Items from an interface collection:
+ + + +

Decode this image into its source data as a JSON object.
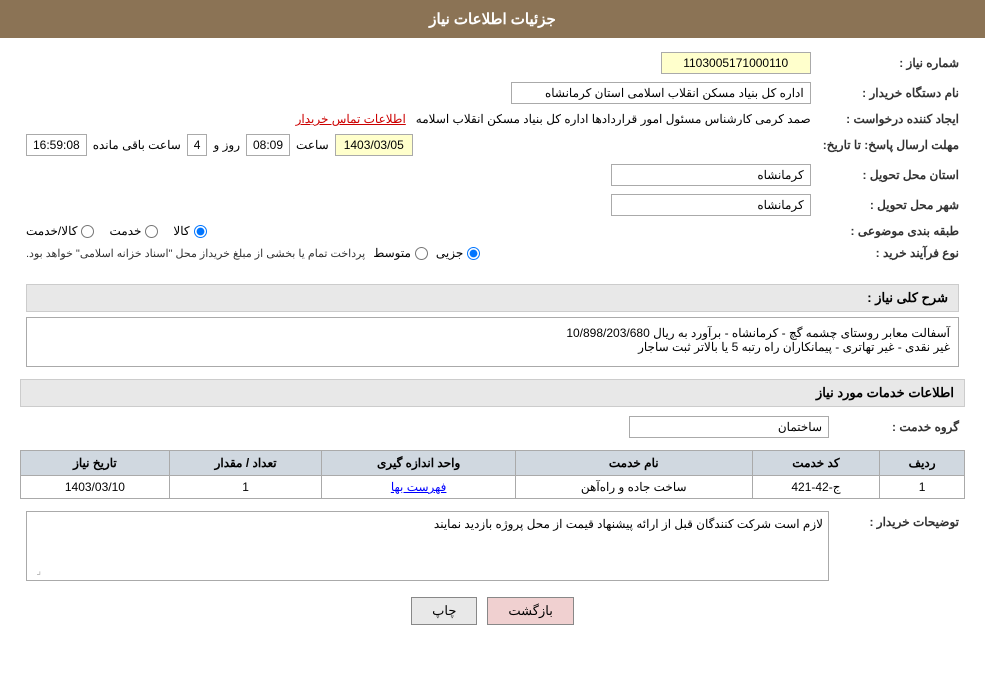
{
  "header": {
    "title": "جزئیات اطلاعات نیاز"
  },
  "fields": {
    "niyaz_number_label": "شماره نیاز :",
    "niyaz_number_value": "1103005171000110",
    "buyer_org_label": "نام دستگاه خریدار :",
    "buyer_org_value": "اداره کل بنیاد مسکن انقلاب اسلامی استان کرمانشاه",
    "creator_label": "ایجاد کننده درخواست :",
    "creator_value": "صمد کرمی کارشناس مسئول امور قراردادها اداره کل بنیاد مسکن انقلاب اسلامه",
    "contact_link": "اطلاعات تماس خریدار",
    "response_deadline_label": "مهلت ارسال پاسخ: تا تاریخ:",
    "deadline_date": "1403/03/05",
    "deadline_time_label": "ساعت",
    "deadline_time": "08:09",
    "deadline_day_label": "روز و",
    "deadline_days": "4",
    "remaining_label": "ساعت باقی مانده",
    "remaining_time": "16:59:08",
    "delivery_province_label": "استان محل تحویل :",
    "delivery_province_value": "کرمانشاه",
    "delivery_city_label": "شهر محل تحویل :",
    "delivery_city_value": "کرمانشاه",
    "category_label": "طبقه بندی موضوعی :",
    "category_kala": "کالا",
    "category_khedmat": "خدمت",
    "category_kala_khedmat": "کالا/خدمت",
    "process_label": "نوع فرآیند خرید :",
    "process_jozi": "جزیی",
    "process_motavaset": "متوسط",
    "process_note": "پرداخت تمام یا بخشی از مبلغ خریداز محل \"اسناد خزانه اسلامی\" خواهد بود.",
    "description_label": "شرح کلی نیاز :",
    "description_value": "آسفالت معابر روستای چشمه گچ - کرمانشاه - برآورد به ریال 10/898/203/680\nغیر نقدی - غیر تهاتری - پیمانکاران راه رتبه 5 یا بالاتر ثبت ساجار",
    "services_section_label": "اطلاعات خدمات مورد نیاز",
    "service_group_label": "گروه خدمت :",
    "service_group_value": "ساختمان",
    "table": {
      "headers": [
        "ردیف",
        "کد خدمت",
        "نام خدمت",
        "واحد اندازه گیری",
        "تعداد / مقدار",
        "تاریخ نیاز"
      ],
      "rows": [
        {
          "row": "1",
          "code": "ج-42-421",
          "name": "ساخت جاده و راه‌آهن",
          "unit": "فهرست بها",
          "quantity": "1",
          "date": "1403/03/10"
        }
      ]
    },
    "buyer_notes_label": "توضیحات خریدار :",
    "buyer_notes_value": "لازم است شرکت کنندگان قبل از ارائه پیشنهاد قیمت از محل پروژه بازدید نمایند"
  },
  "buttons": {
    "print_label": "چاپ",
    "back_label": "بازگشت"
  }
}
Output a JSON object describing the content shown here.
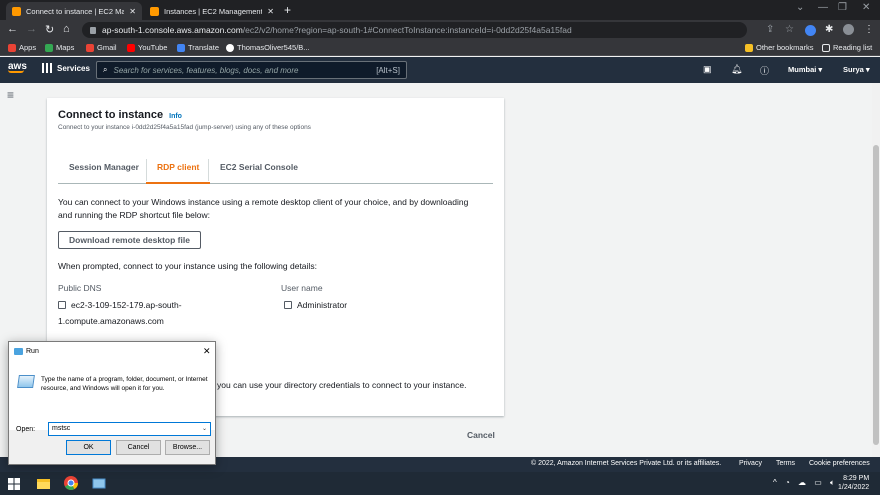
{
  "browser": {
    "tabs": [
      {
        "label": "Connect to instance | EC2 Manag",
        "active": true
      },
      {
        "label": "Instances | EC2 Management Co",
        "active": false
      }
    ],
    "new_tab": "+",
    "url_host": "ap-south-1.console.aws.amazon.com",
    "url_path": "/ec2/v2/home?region=ap-south-1#ConnectToInstance:instanceId=i-0dd2d25f4a5a15fad",
    "bookmarks": [
      {
        "label": "Apps",
        "color": "#ea4335"
      },
      {
        "label": "Maps",
        "color": "#34a853"
      },
      {
        "label": "Gmail",
        "color": "#ea4335"
      },
      {
        "label": "YouTube",
        "color": "#ff0000"
      },
      {
        "label": "Translate",
        "color": "#4285f4"
      },
      {
        "label": "ThomasOliver545/B...",
        "color": "#ffffff"
      }
    ],
    "other_bookmarks": "Other bookmarks",
    "reading_list": "Reading list"
  },
  "aws_nav": {
    "logo": "aws",
    "services": "Services",
    "search_placeholder": "Search for services, features, blogs, docs, and more",
    "search_shortcut": "[Alt+S]",
    "region": "Mumbai ▾",
    "user": "Surya ▾"
  },
  "card": {
    "title": "Connect to instance",
    "info": "Info",
    "subtitle": "Connect to your instance i-0dd2d25f4a5a15fad (jump-server) using any of these options",
    "tabs": [
      "Session Manager",
      "RDP client",
      "EC2 Serial Console"
    ],
    "intro": "You can connect to your Windows instance using a remote desktop client of your choice, and by downloading and running the RDP shortcut file below:",
    "download_button": "Download remote desktop file",
    "prompt": "When prompted, connect to your instance using the following details:",
    "public_dns_label": "Public DNS",
    "public_dns_value": "ec2-3-109-152-179.ap-south-1.compute.amazonaws.com",
    "username_label": "User name",
    "username_value": "Administrator",
    "directory_note": "you can use your directory credentials to connect to your instance.",
    "cancel": "Cancel"
  },
  "footer": {
    "copyright": "© 2022, Amazon Internet Services Private Ltd. or its affiliates.",
    "privacy": "Privacy",
    "terms": "Terms",
    "cookies": "Cookie preferences"
  },
  "run_dialog": {
    "title": "Run",
    "description": "Type the name of a program, folder, document, or Internet resource, and Windows will open it for you.",
    "open_label": "Open:",
    "open_value": "mstsc",
    "ok": "OK",
    "cancel": "Cancel",
    "browse": "Browse..."
  },
  "taskbar": {
    "time": "8:29 PM",
    "date": "1/24/2022"
  }
}
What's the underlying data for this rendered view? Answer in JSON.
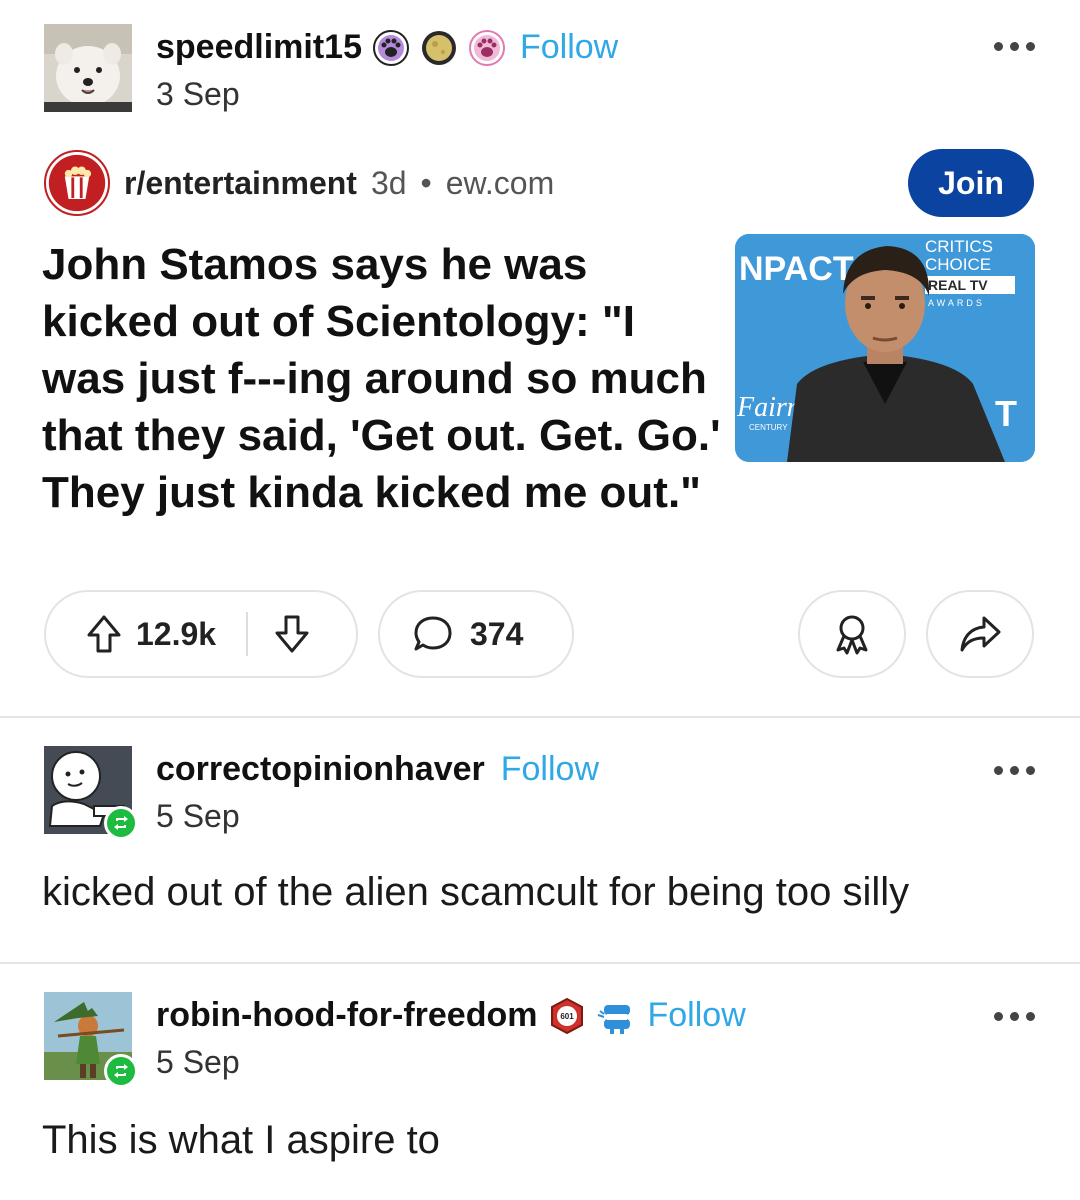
{
  "posts": [
    {
      "username": "speedlimit15",
      "date": "3 Sep",
      "follow_label": "Follow",
      "badges": [
        "paw-badge-icon",
        "moon-badge-icon",
        "paw-badge-pink-icon"
      ],
      "embed": {
        "subreddit": "r/entertainment",
        "age": "3d",
        "separator": "•",
        "domain": "ew.com",
        "join_label": "Join",
        "title": "John Stamos says he was kicked out of Scientology: \"I was just f---ing around so much that they said, 'Get out. Get. Go.' They just kinda kicked me out.\"",
        "upvotes": "12.9k",
        "comments": "374",
        "thumbnail": {
          "logo_text": "NPACT",
          "backdrop_line1": "CRITICS",
          "backdrop_line2": "CHOICE",
          "backdrop_line3": "REAL TV",
          "backdrop_line4": "AWARDS",
          "script_text": "Fairm",
          "small_text": "CENTURY",
          "edge_letter": "T"
        }
      }
    },
    {
      "username": "correctopinionhaver",
      "date": "5 Sep",
      "follow_label": "Follow",
      "text": "kicked out of the alien scamcult for being too silly"
    },
    {
      "username": "robin-hood-for-freedom",
      "date": "5 Sep",
      "follow_label": "Follow",
      "badges": [
        "hexagon-601-badge-icon",
        "wind-up-teeth-badge-icon"
      ],
      "badge_text": "601",
      "text": "This is what I aspire to"
    }
  ],
  "colors": {
    "follow": "#2fa8e6",
    "join_button": "#0a44a0",
    "reblog_badge": "#1dbb3f",
    "subreddit_icon": "#c21f23"
  }
}
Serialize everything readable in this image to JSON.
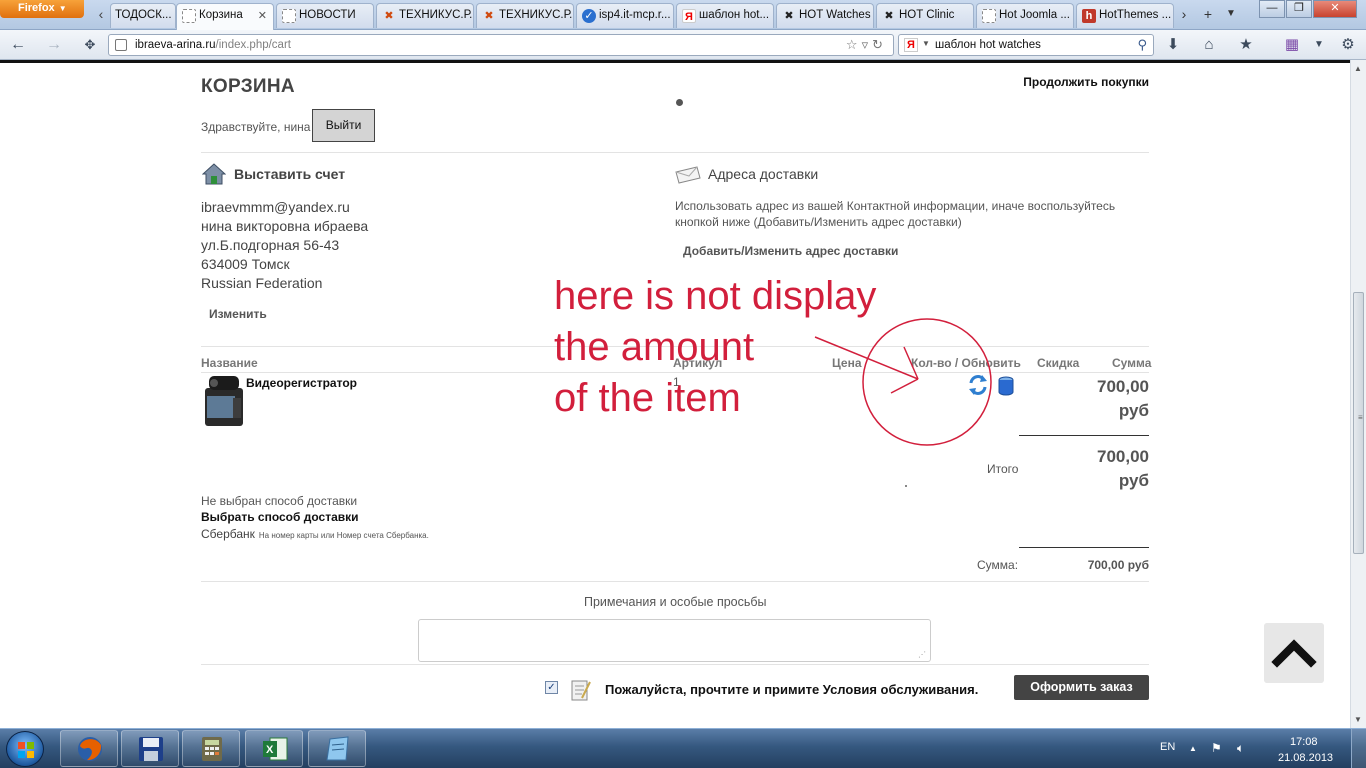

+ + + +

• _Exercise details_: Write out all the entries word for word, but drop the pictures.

• _Solution for this problem_:
Decode this image into its source data as a JSON object.
{
  "header": {
    "title": "جزئیات اطلاعات نیاز"
  },
  "fields": {
    "niyaz_number_label": "شماره نیاز :",
    "niyaz_number_value": "1103005171000110",
    "buyer_org_label": "نام دستگاه خریدار :",
    "buyer_org_value": "اداره کل بنیاد مسکن انقلاب اسلامی استان کرمانشاه",
    "creator_label": "ایجاد کننده درخواست :",
    "creator_value": "صمد کرمی کارشناس مسئول امور قراردادها اداره کل بنیاد مسکن انقلاب اسلامه",
    "contact_link": "اطلاعات تماس خریدار",
    "response_deadline_label": "مهلت ارسال پاسخ: تا تاریخ:",
    "deadline_date": "1403/03/05",
    "deadline_time_label": "ساعت",
    "deadline_time": "08:09",
    "deadline_day_label": "روز و",
    "deadline_days": "4",
    "remaining_label": "ساعت باقی مانده",
    "remaining_time": "16:59:08",
    "delivery_province_label": "استان محل تحویل :",
    "delivery_province_value": "کرمانشاه",
    "delivery_city_label": "شهر محل تحویل :",
    "delivery_city_value": "کرمانشاه",
    "category_label": "طبقه بندی موضوعی :",
    "category_kala": "کالا",
    "category_khedmat": "خدمت",
    "category_kala_khedmat": "کالا/خدمت",
    "process_label": "نوع فرآیند خرید :",
    "process_jozi": "جزیی",
    "process_motavaset": "متوسط",
    "process_note": "پرداخت تمام یا بخشی از مبلغ خریداز محل \"اسناد خزانه اسلامی\" خواهد بود.",
    "description_label": "شرح کلی نیاز :",
    "description_value": "آسفالت معابر روستای چشمه گچ - کرمانشاه - برآورد به ریال 10/898/203/680\nغیر نقدی - غیر تهاتری - پیمانکاران راه رتبه 5 یا بالاتر ثبت ساجار",
    "services_section_label": "اطلاعات خدمات مورد نیاز",
    "service_group_label": "گروه خدمت :",
    "service_group_value": "ساختمان",
    "table": {
      "headers": [
        "ردیف",
        "کد خدمت",
        "نام خدمت",
        "واحد اندازه گیری",
        "تعداد / مقدار",
        "تاریخ نیاز"
      ],
      "rows": [
        {
          "row": "1",
          "code": "ج-42-421",
          "name": "ساخت جاده و راه‌آهن",
          "unit": "فهرست بها",
          "quantity": "1",
          "date": "1403/03/10"
        }
      ]
    },
    "buyer_notes_label": "توضیحات خریدار :",
    "buyer_notes_value": "لازم است شرکت کنندگان قبل از ارائه پیشنهاد قیمت از محل پروژه بازدید نمایند"
  },
  "buttons": {
    "print_label": "چاپ",
    "back_label": "بازگشت"
  }
}
Output a JSON object describing the content shown here.
{
  "browser": {
    "tabs": [
      {
        "label": "Connect to instance | EC2 Manag",
        "active": true
      },
      {
        "label": "Instances | EC2 Management Co",
        "active": false
      }
    ],
    "new_tab": "+",
    "url_host": "ap-south-1.console.aws.amazon.com",
    "url_path": "/ec2/v2/home?region=ap-south-1#ConnectToInstance:instanceId=i-0dd2d25f4a5a15fad",
    "bookmarks": [
      {
        "label": "Apps",
        "color": "#ea4335"
      },
      {
        "label": "Maps",
        "color": "#34a853"
      },
      {
        "label": "Gmail",
        "color": "#ea4335"
      },
      {
        "label": "YouTube",
        "color": "#ff0000"
      },
      {
        "label": "Translate",
        "color": "#4285f4"
      },
      {
        "label": "ThomasOliver545/B...",
        "color": "#ffffff"
      }
    ],
    "other_bookmarks": "Other bookmarks",
    "reading_list": "Reading list"
  },
  "aws_nav": {
    "logo": "aws",
    "services": "Services",
    "search_placeholder": "Search for services, features, blogs, docs, and more",
    "search_shortcut": "[Alt+S]",
    "region": "Mumbai ▾",
    "user": "Surya ▾"
  },
  "card": {
    "title": "Connect to instance",
    "info": "Info",
    "subtitle": "Connect to your instance i-0dd2d25f4a5a15fad (jump-server) using any of these options",
    "tabs": [
      "Session Manager",
      "RDP client",
      "EC2 Serial Console"
    ],
    "intro": "You can connect to your Windows instance using a remote desktop client of your choice, and by downloading and running the RDP shortcut file below:",
    "download_button": "Download remote desktop file",
    "prompt": "When prompted, connect to your instance using the following details:",
    "public_dns_label": "Public DNS",
    "public_dns_value": "ec2-3-109-152-179.ap-south-1.compute.amazonaws.com",
    "username_label": "User name",
    "username_value": "Administrator",
    "directory_note": "you can use your directory credentials to connect to your instance.",
    "cancel": "Cancel"
  },
  "footer": {
    "copyright": "© 2022, Amazon Internet Services Private Ltd. or its affiliates.",
    "privacy": "Privacy",
    "terms": "Terms",
    "cookies": "Cookie preferences"
  },
  "run_dialog": {
    "title": "Run",
    "description": "Type the name of a program, folder, document, or Internet resource, and Windows will open it for you.",
    "open_label": "Open:",
    "open_value": "mstsc",
    "ok": "OK",
    "cancel": "Cancel",
    "browse": "Browse..."
  },
  "taskbar": {
    "time": "8:29 PM",
    "date": "1/24/2022"
  }
}
What's the underlying data for this rendered view? Answer in JSON.
{
  "posts": [
    {
      "username": "speedlimit15",
      "date": "3 Sep",
      "follow_label": "Follow",
      "badges": [
        "paw-badge-icon",
        "moon-badge-icon",
        "paw-badge-pink-icon"
      ],
      "embed": {
        "subreddit": "r/entertainment",
        "age": "3d",
        "separator": "•",
        "domain": "ew.com",
        "join_label": "Join",
        "title": "John Stamos says he was kicked out of Scientology: \"I was just f---ing around so much that they said, 'Get out. Get. Go.' They just kinda kicked me out.\"",
        "upvotes": "12.9k",
        "comments": "374",
        "thumbnail": {
          "logo_text": "NPACT",
          "backdrop_line1": "CRITICS",
          "backdrop_line2": "CHOICE",
          "backdrop_line3": "REAL TV",
          "backdrop_line4": "AWARDS",
          "script_text": "Fairm",
          "small_text": "CENTURY",
          "edge_letter": "T"
        }
      }
    },
    {
      "username": "correctopinionhaver",
      "date": "5 Sep",
      "follow_label": "Follow",
      "text": "kicked out of the alien scamcult for being too silly"
    },
    {
      "username": "robin-hood-for-freedom",
      "date": "5 Sep",
      "follow_label": "Follow",
      "badges": [
        "hexagon-601-badge-icon",
        "wind-up-teeth-badge-icon"
      ],
      "badge_text": "601",
      "text": "This is what I aspire to"
    }
  ],
  "colors": {
    "follow": "#2fa8e6",
    "join_button": "#0a44a0",
    "reblog_badge": "#1dbb3f",
    "subreddit_icon": "#c21f23"
  }
}
Serialize everything readable in this image to JSON.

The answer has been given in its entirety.